The Cabinet decided to exclude Muslims from the OBC category and scrapped the 4% reservation given to them under Category 2B.This has been divided equally among Vokkaligas and Veerashaiva-Lingayats for whom new categories of 2C and 2D have been created respectively. Following the change, the reservation quantum for Vokkaligas and others in the group went up from 4% to 6% and for Veerashaiva-Lingayats and others in the group, from 5% to 7%.Earlier, the two communities were under 3A and 3B respectively, which stand scrapped.The Cabinet also recommended internal reservation among the 101 SCs, a long pending demand of the SC (left) faction to the Union Government. Of the 17% reservation given to SCs in Karnataka, it has sliced up 6% to SC (left), 5.5% to SC (right), 4.5 % to SC (touchable) and 1% to SC (others).While the basis for internal reservation was the recommendation of the A. J. Sadashiva Commission report of 2012 when reservation to SCs was pegged at 15%, the Government has adjusted the share, based on a Cabinet sub-committee report, as per the new reservation quota that has been hiked to 17%.
The British had reservations for Muslims. Later, the reservations were repealed with nothing to take their place, leaving the Muslim community hapless. The SCs and STs had their rights enforced by the Central Government, while the Other Backward Classes, consisting of mainly Muslims, were denied. During all this, Muslims have lost more than 70 years worth of structural help given to their non-Muslim counterparts. All this goes a long way in explaining the current situation of Muslims where they lag behind in almost all socio economic categories on almost all development indicators.
 “Reservation on basis of religion”. The Economic Times. ISSN 0013-0389
 Viswanathan, S. (16 November 2007). “A step forward”. Frontline. Vol. 24, no. 22.

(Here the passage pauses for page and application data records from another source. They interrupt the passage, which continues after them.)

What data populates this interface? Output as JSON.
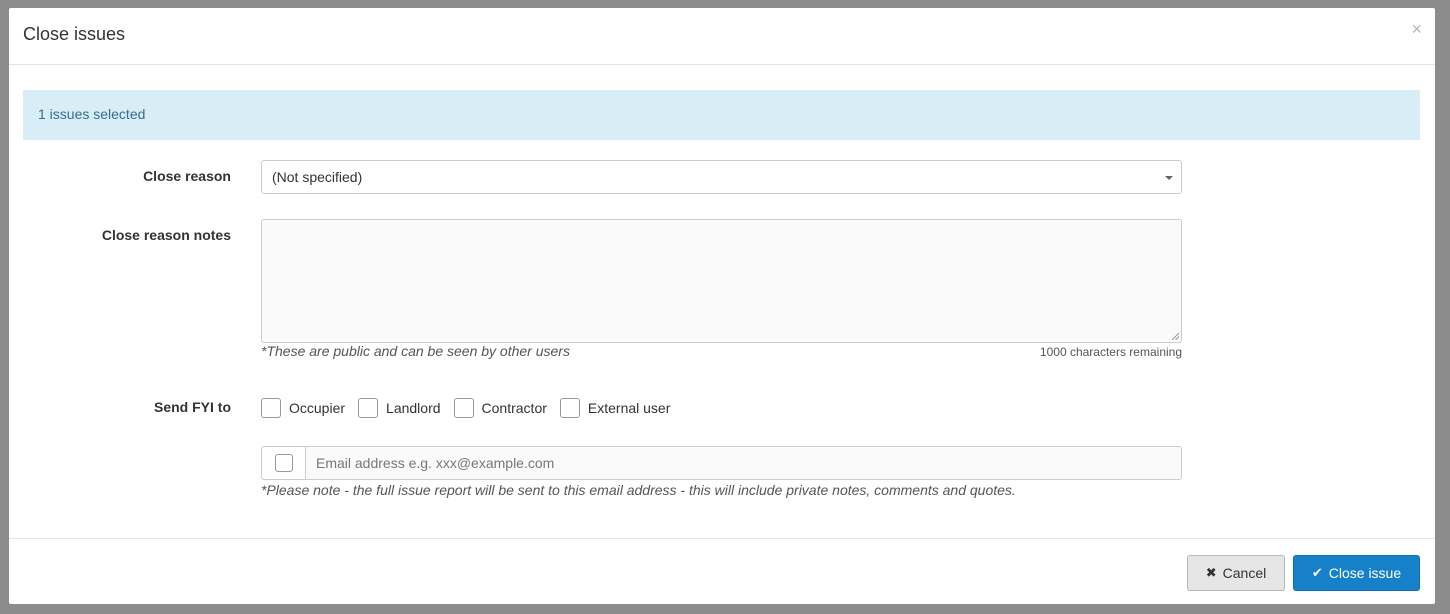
{
  "modal": {
    "title": "Close issues",
    "close_glyph": "×"
  },
  "alert": {
    "text": "1 issues selected"
  },
  "form": {
    "close_reason": {
      "label": "Close reason",
      "selected": "(Not specified)"
    },
    "close_reason_notes": {
      "label": "Close reason notes",
      "value": "",
      "help_text": "*These are public and can be seen by other users",
      "remaining": "1000 characters remaining"
    },
    "send_fyi": {
      "label": "Send FYI to",
      "options": [
        {
          "label": "Occupier",
          "checked": false
        },
        {
          "label": "Landlord",
          "checked": false
        },
        {
          "label": "Contractor",
          "checked": false
        },
        {
          "label": "External user",
          "checked": false
        }
      ],
      "email_placeholder": "Email address e.g. xxx@example.com",
      "email_checked": false,
      "note": "*Please note - the full issue report will be sent to this email address - this will include private notes, comments and quotes."
    }
  },
  "footer": {
    "cancel_label": "Cancel",
    "cancel_icon": "times-icon",
    "submit_label": "Close issue",
    "submit_icon": "check-icon"
  },
  "colors": {
    "alert_bg": "#d9edf7",
    "alert_text": "#31708f",
    "primary": "#1681c9"
  }
}
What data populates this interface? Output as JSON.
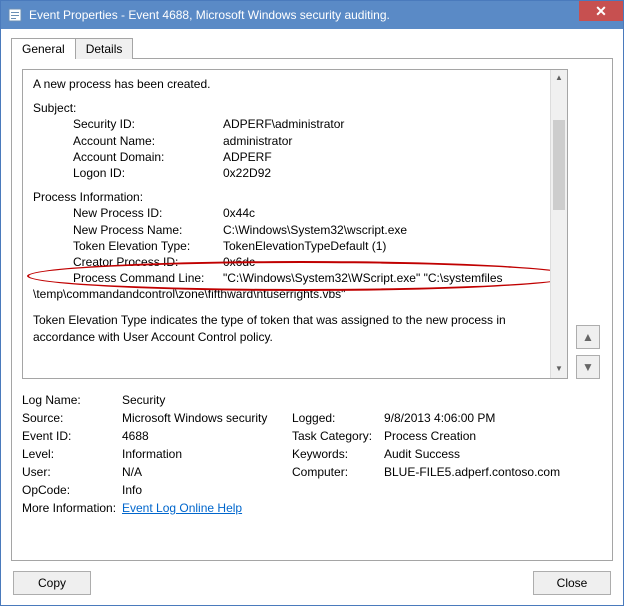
{
  "window": {
    "title": "Event Properties - Event 4688, Microsoft Windows security auditing.",
    "close_glyph": "✕"
  },
  "tabs": {
    "general": "General",
    "details": "Details"
  },
  "event_text": {
    "heading": "A new process has been created.",
    "subject_label": "Subject:",
    "security_id_label": "Security ID:",
    "security_id": "ADPERF\\administrator",
    "account_name_label": "Account Name:",
    "account_name": "administrator",
    "account_domain_label": "Account Domain:",
    "account_domain": "ADPERF",
    "logon_id_label": "Logon ID:",
    "logon_id": "0x22D92",
    "proc_info_label": "Process Information:",
    "new_pid_label": "New Process ID:",
    "new_pid": "0x44c",
    "new_pname_label": "New Process Name:",
    "new_pname": "C:\\Windows\\System32\\wscript.exe",
    "tet_label": "Token Elevation Type:",
    "tet": "TokenElevationTypeDefault (1)",
    "creator_pid_label": "Creator Process ID:",
    "creator_pid": "0x6dc",
    "cmdline_label": "Process Command Line:",
    "cmdline_part1": "\"C:\\Windows\\System32\\WScript.exe\" \"C:\\systemfiles",
    "cmdline_part2": "\\temp\\commandandcontrol\\zone\\fifthward\\ntuserrights.vbs\"",
    "footer1": "Token Elevation Type indicates the type of token that was assigned to the new process in",
    "footer2": "accordance with User Account Control policy."
  },
  "meta": {
    "log_name_label": "Log Name:",
    "log_name": "Security",
    "source_label": "Source:",
    "source": "Microsoft Windows security",
    "logged_label": "Logged:",
    "logged": "9/8/2013 4:06:00 PM",
    "event_id_label": "Event ID:",
    "event_id": "4688",
    "task_cat_label": "Task Category:",
    "task_cat": "Process Creation",
    "level_label": "Level:",
    "level": "Information",
    "keywords_label": "Keywords:",
    "keywords": "Audit Success",
    "user_label": "User:",
    "user": "N/A",
    "computer_label": "Computer:",
    "computer": "BLUE-FILE5.adperf.contoso.com",
    "opcode_label": "OpCode:",
    "opcode": "Info",
    "more_info_label": "More Information:",
    "more_info_link": "Event Log Online Help"
  },
  "buttons": {
    "copy": "Copy",
    "close": "Close",
    "up_glyph": "▲",
    "down_glyph": "▼"
  },
  "scrollbar": {
    "up": "▲",
    "down": "▼"
  }
}
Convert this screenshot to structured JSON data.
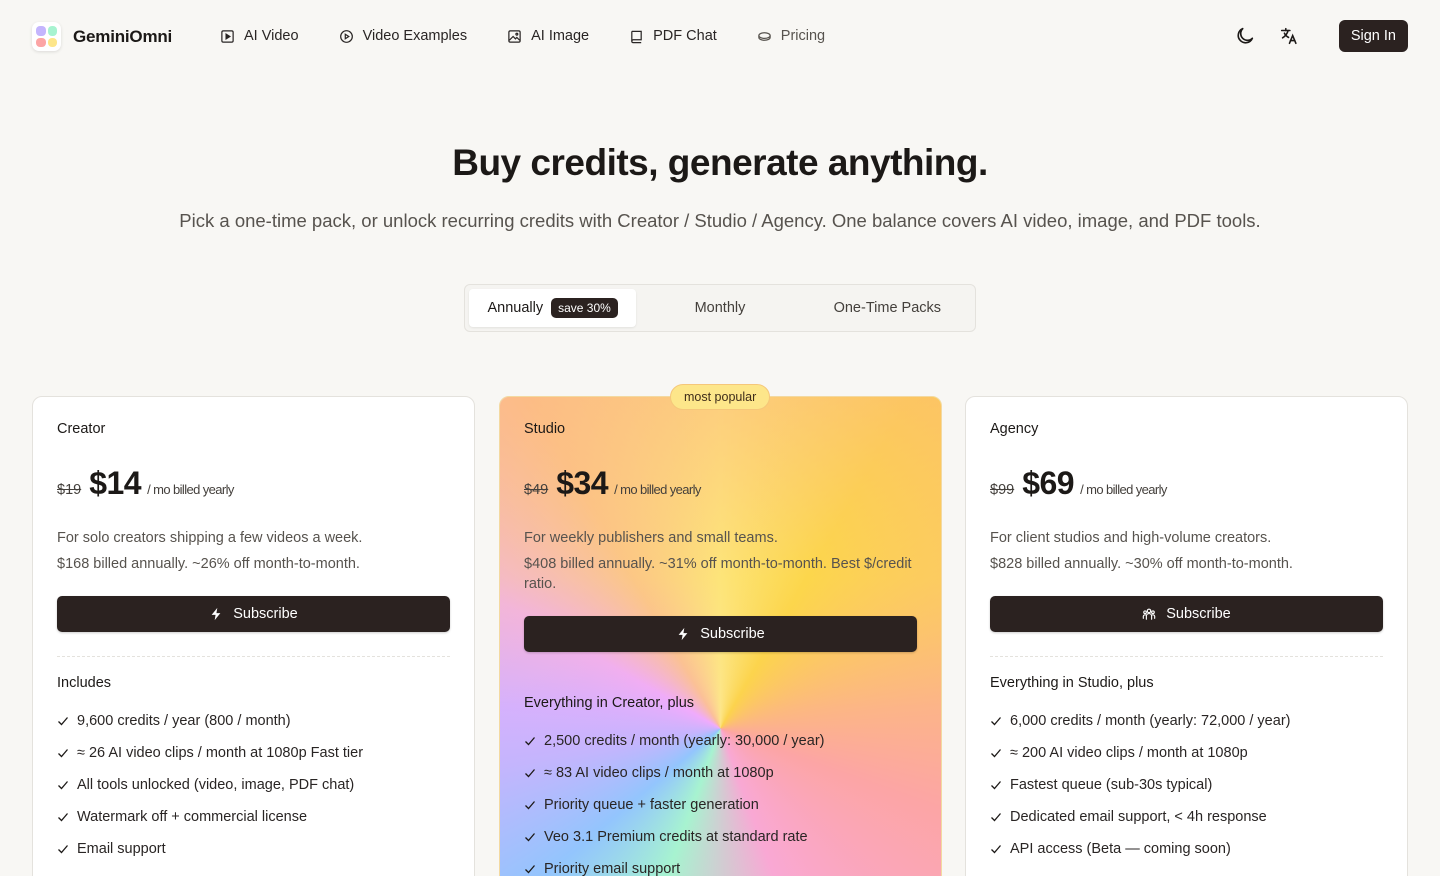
{
  "nav": {
    "brand": "GeminiOmni",
    "links": [
      {
        "label": "AI Video",
        "icon": "video-square-icon"
      },
      {
        "label": "Video Examples",
        "icon": "play-circle-icon"
      },
      {
        "label": "AI Image",
        "icon": "image-icon"
      },
      {
        "label": "PDF Chat",
        "icon": "book-icon"
      },
      {
        "label": "Pricing",
        "icon": "coin-icon"
      }
    ],
    "sign_in": "Sign In"
  },
  "hero": {
    "title": "Buy credits, generate anything.",
    "subtitle": "Pick a one-time pack, or unlock recurring credits with Creator / Studio / Agency. One balance covers AI video, image, and PDF tools."
  },
  "billing_toggle": {
    "options": [
      "Annually",
      "Monthly",
      "One-Time Packs"
    ],
    "selected": "Annually",
    "save_badge": "save 30%"
  },
  "plans": [
    {
      "name": "Creator",
      "old_price": "$19",
      "price": "$14",
      "period": "/ mo billed yearly",
      "description": "For solo creators shipping a few videos a week.",
      "billing_note": "$168 billed annually. ~26% off month-to-month.",
      "cta": "Subscribe",
      "features_heading": "Includes",
      "features": [
        "9,600 credits / year (800 / month)",
        "≈ 26 AI video clips / month at 1080p Fast tier",
        "All tools unlocked (video, image, PDF chat)",
        "Watermark off + commercial license",
        "Email support"
      ]
    },
    {
      "name": "Studio",
      "badge": "most popular",
      "old_price": "$49",
      "price": "$34",
      "period": "/ mo billed yearly",
      "description": "For weekly publishers and small teams.",
      "billing_note": "$408 billed annually. ~31% off month-to-month. Best $/credit ratio.",
      "cta": "Subscribe",
      "features_heading": "Everything in Creator, plus",
      "features": [
        "2,500 credits / month (yearly: 30,000 / year)",
        "≈ 83 AI video clips / month at 1080p",
        "Priority queue + faster generation",
        "Veo 3.1 Premium credits at standard rate",
        "Priority email support"
      ]
    },
    {
      "name": "Agency",
      "old_price": "$99",
      "price": "$69",
      "period": "/ mo billed yearly",
      "description": "For client studios and high-volume creators.",
      "billing_note": "$828 billed annually. ~30% off month-to-month.",
      "cta": "Subscribe",
      "features_heading": "Everything in Studio, plus",
      "features": [
        "6,000 credits / month (yearly: 72,000 / year)",
        "≈ 200 AI video clips / month at 1080p",
        "Fastest queue (sub-30s typical)",
        "Dedicated email support, < 4h response",
        "API access (Beta — coming soon)"
      ]
    }
  ],
  "colors": {
    "background": "#f8f7f4",
    "primary_button": "#2b2220",
    "popular_badge": "#fde68a"
  }
}
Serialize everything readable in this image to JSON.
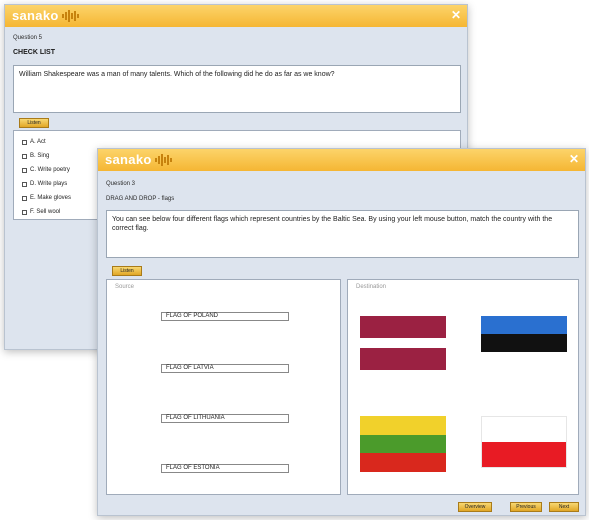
{
  "back_window": {
    "logo": "sanako",
    "question_number": "Question 5",
    "question_type": "CHECK LIST",
    "question_text": "William Shakespeare was a man of many talents. Which of the following did he do as far as we know?",
    "listen_button": "Listen",
    "options": [
      "A. Act",
      "B. Sing",
      "C. Write poetry",
      "D. Write plays",
      "E. Make gloves",
      "F. Sell wool"
    ]
  },
  "front_window": {
    "logo": "sanako",
    "question_number": "Question 3",
    "question_type": "DRAG AND DROP - flags",
    "question_text": "You can see below four different flags which represent countries by the Baltic Sea. By using your left mouse button, match the country with the correct flag.",
    "listen_button": "Listen",
    "source_label": "Source",
    "destination_label": "Destination",
    "source_items": [
      "FLAG OF POLAND",
      "FLAG OF LATVIA",
      "FLAG OF LITHUANIA",
      "FLAG OF ESTONIA"
    ],
    "buttons": {
      "b1": "Overview",
      "b2": "Previous",
      "b3": "Next"
    },
    "flags": [
      {
        "name": "latvia-flag",
        "colors": [
          "#9b2142",
          "#ffffff",
          "#9b2142"
        ],
        "ratio": [
          2,
          1,
          2
        ]
      },
      {
        "name": "estonia-flag",
        "colors": [
          "#2a70d0",
          "#111111",
          "#ffffff"
        ],
        "ratio": [
          1,
          1,
          1
        ]
      },
      {
        "name": "lithuania-flag",
        "colors": [
          "#f1d12b",
          "#4b9b2b",
          "#d9281d"
        ],
        "ratio": [
          1,
          1,
          1
        ]
      },
      {
        "name": "poland-flag",
        "colors": [
          "#ffffff",
          "#e81b24"
        ],
        "ratio": [
          1,
          1
        ]
      }
    ]
  }
}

 “Reservation chart by Kerala Public Service Commission”. 7 September 2020.
This article was written by Roshni S, final year student, Kerala Law Academy Law College, Trivandrum.